My radical demand
Brendan O’Neill had a good sneer at the Occupy Wall Street protestors in his blog for The Daily Telegraph this week. O’Neill notes that any protest movement that has garnered the sympathies of the US government, a supportive editorial in the Financial Times, and a fashion spread in The New York Times, probably isn’t that radical.
O’Neill is no doubt indulging in a bit of ‘it weren’t like that in my day’ nostalgia. But if he wants to see a ‘proper’ campaign movement, he should look to another finance-related group: ‘Save our Savers’. Judging by the middle-aged outfits and neat placards at their protest outside the Bank of England this month, they won’t be troubling the fashion pages any time soon. And they certainly won’t get any support from your average mainstream economist – because their demands are truly radical: they want to see the Bank doing something to tackle inflation.

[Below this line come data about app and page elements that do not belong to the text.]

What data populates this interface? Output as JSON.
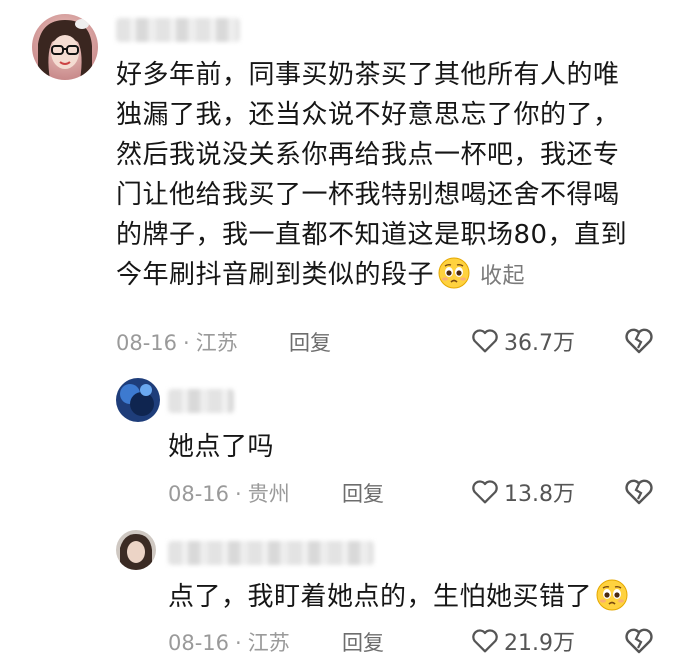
{
  "comments": [
    {
      "lines": [
        "好多年前，同事买奶茶买了其他所有人的唯",
        "独漏了我，还当众说不好意思忘了你的了，",
        "然后我说没关系你再给我点一杯吧，我还专",
        "门让他给我买了一杯我特别想喝还舍不得喝",
        "的牌子，我一直都不知道这是职场80，直到",
        "今年刷抖音刷到类似的段子"
      ],
      "collapse_label": "收起",
      "emoji": "pleading-face-emoji",
      "date": "08-16",
      "location": "江苏",
      "reply_label": "回复",
      "likes": "36.7万"
    },
    {
      "lines": [
        "她点了吗"
      ],
      "date": "08-16",
      "location": "贵州",
      "reply_label": "回复",
      "likes": "13.8万"
    },
    {
      "lines": [
        "点了，我盯着她点的，生怕她买错了"
      ],
      "emoji": "pleading-face-emoji",
      "date": "08-16",
      "location": "江苏",
      "reply_label": "回复",
      "likes": "21.9万"
    }
  ],
  "separator": "·",
  "colors": {
    "text": "#161616",
    "meta": "#9a9a9a",
    "reply": "#6d6d6d",
    "icon": "#555555"
  }
}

Yet this shouldn’t be a radical demand at all. It’s the Bank’s job to keep inflation at, or around, 2%. You can fiddle with the time horizon involved, but it’s been above that target for nearly two years now. So you’d think the fact that consumer price inflation (CPI) hit 5.2% last month, and that retail prices inflation (RPI) is now at a 20-year high of 5.6%, should have the Bank showing at least some sign of concern. After all, the last time RPI was at that level, interest rates were at 11.5%.
• Read the full editor’s letter here: My radical demand.